BEGIN DATA FOR REVIEW
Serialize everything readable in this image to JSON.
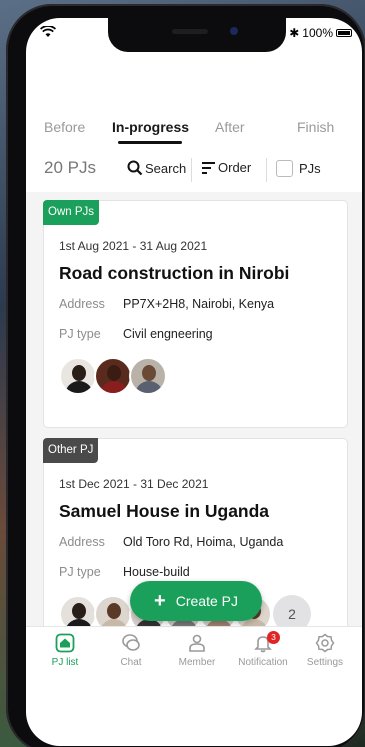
{
  "status": {
    "battery": "100%"
  },
  "tabs": [
    {
      "label": "Before"
    },
    {
      "label": "In-progress"
    },
    {
      "label": "After"
    },
    {
      "label": "Finish"
    }
  ],
  "toolbar": {
    "count": "20 PJs",
    "search_label": "Search",
    "order_label": "Order",
    "pjs_filter_label": "PJs"
  },
  "labels": {
    "address": "Address",
    "pj_type": "PJ type"
  },
  "projects": [
    {
      "tag": "Own PJs",
      "tag_color": "#1aa05a",
      "dates": "1st Aug 2021 -  31 Aug 2021",
      "title": "Road construction in Nirobi",
      "address": "PP7X+2H8, Nairobi, Kenya",
      "pj_type": "Civil engneering"
    },
    {
      "tag": "Other PJ",
      "tag_color": "#4a4a4a",
      "dates": "1st Dec 2021 -  31 Dec 2021",
      "title": "Samuel House in Uganda",
      "address": "Old Toro Rd, Hoima, Uganda",
      "pj_type": "House-build",
      "more_members": "2"
    }
  ],
  "fab": {
    "label": "Create PJ"
  },
  "nav": [
    {
      "label": "PJ list"
    },
    {
      "label": "Chat"
    },
    {
      "label": "Member"
    },
    {
      "label": "Notification",
      "badge": "3"
    },
    {
      "label": "Settings"
    }
  ],
  "colors": {
    "accent": "#1aa05a",
    "badge": "#e02424"
  }
}
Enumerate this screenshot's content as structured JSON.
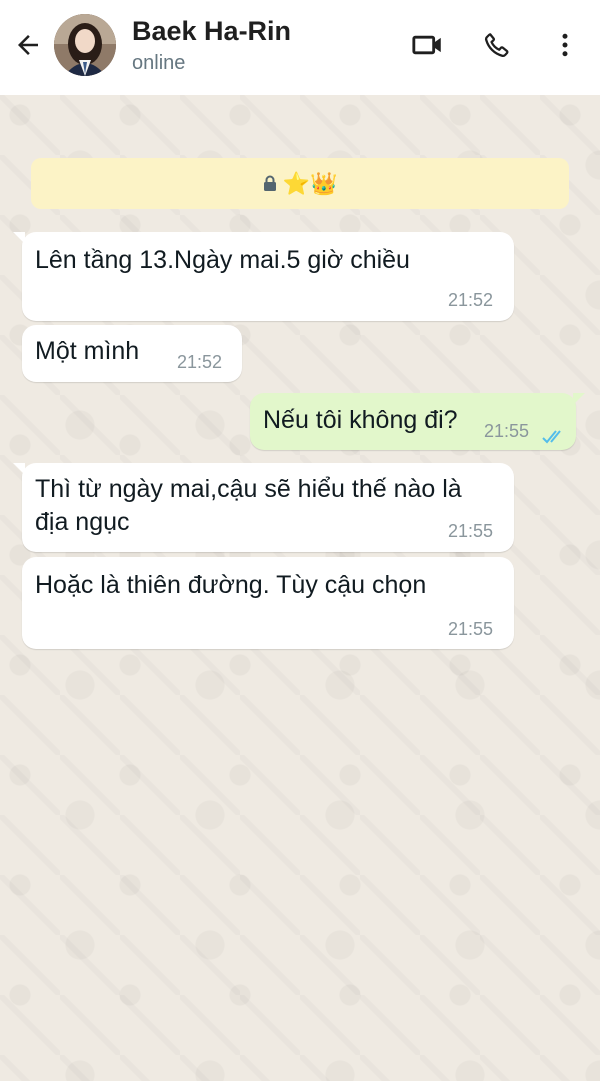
{
  "header": {
    "back_icon": "arrow-left-icon",
    "contact_name": "Baek Ha-Rin",
    "status": "online",
    "video_icon": "video-call-icon",
    "call_icon": "phone-icon",
    "menu_icon": "more-vertical-icon"
  },
  "banner": {
    "lock_glyph": "🔒",
    "emoji": "⭐👑"
  },
  "messages": [
    {
      "direction": "incoming",
      "text": "Lên tầng 13.Ngày mai.5 giờ chiều",
      "time": "21:52"
    },
    {
      "direction": "incoming",
      "text": "Một mình",
      "time": "21:52"
    },
    {
      "direction": "outgoing",
      "text": "Nếu tôi không đi?",
      "time": "21:55",
      "status": "read"
    },
    {
      "direction": "incoming",
      "text": "Thì từ ngày mai,cậu sẽ hiểu thế nào là\nđịa ngục",
      "time": "21:55"
    },
    {
      "direction": "incoming",
      "text": "Hoặc là thiên đường. Tùy cậu chọn",
      "time": "21:55"
    }
  ],
  "colors": {
    "incoming_bubble": "#ffffff",
    "outgoing_bubble": "#e2f7cb",
    "read_ticks": "#53bdeb",
    "chat_background": "#efeae2",
    "banner": "#fcf3c6"
  }
}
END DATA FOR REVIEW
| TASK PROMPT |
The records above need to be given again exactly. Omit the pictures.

| ANSWER BOX |
Serialize everything readable in this image to JSON.
{
  "status": {
    "battery": "100%"
  },
  "tabs": [
    {
      "label": "Before"
    },
    {
      "label": "In-progress"
    },
    {
      "label": "After"
    },
    {
      "label": "Finish"
    }
  ],
  "toolbar": {
    "count": "20 PJs",
    "search_label": "Search",
    "order_label": "Order",
    "pjs_filter_label": "PJs"
  },
  "labels": {
    "address": "Address",
    "pj_type": "PJ type"
  },
  "projects": [
    {
      "tag": "Own PJs",
      "tag_color": "#1aa05a",
      "dates": "1st Aug 2021 -  31 Aug 2021",
      "title": "Road construction in Nirobi",
      "address": "PP7X+2H8, Nairobi, Kenya",
      "pj_type": "Civil engneering"
    },
    {
      "tag": "Other PJ",
      "tag_color": "#4a4a4a",
      "dates": "1st Dec 2021 -  31 Dec 2021",
      "title": "Samuel House in Uganda",
      "address": "Old Toro Rd, Hoima, Uganda",
      "pj_type": "House-build",
      "more_members": "2"
    }
  ],
  "fab": {
    "label": "Create PJ"
  },
  "nav": [
    {
      "label": "PJ list"
    },
    {
      "label": "Chat"
    },
    {
      "label": "Member"
    },
    {
      "label": "Notification",
      "badge": "3"
    },
    {
      "label": "Settings"
    }
  ],
  "colors": {
    "accent": "#1aa05a",
    "badge": "#e02424"
  }
}
Enumerate this screenshot's content as structured JSON.
{
  "header": {
    "back_icon": "arrow-left-icon",
    "contact_name": "Baek Ha-Rin",
    "status": "online",
    "video_icon": "video-call-icon",
    "call_icon": "phone-icon",
    "menu_icon": "more-vertical-icon"
  },
  "banner": {
    "lock_glyph": "🔒",
    "emoji": "⭐👑"
  },
  "messages": [
    {
      "direction": "incoming",
      "text": "Lên tầng 13.Ngày mai.5 giờ chiều",
      "time": "21:52"
    },
    {
      "direction": "incoming",
      "text": "Một mình",
      "time": "21:52"
    },
    {
      "direction": "outgoing",
      "text": "Nếu tôi không đi?",
      "time": "21:55",
      "status": "read"
    },
    {
      "direction": "incoming",
      "text": "Thì từ ngày mai,cậu sẽ hiểu thế nào là\nđịa ngục",
      "time": "21:55"
    },
    {
      "direction": "incoming",
      "text": "Hoặc là thiên đường. Tùy cậu chọn",
      "time": "21:55"
    }
  ],
  "colors": {
    "incoming_bubble": "#ffffff",
    "outgoing_bubble": "#e2f7cb",
    "read_ticks": "#53bdeb",
    "chat_background": "#efeae2",
    "banner": "#fcf3c6"
  }
}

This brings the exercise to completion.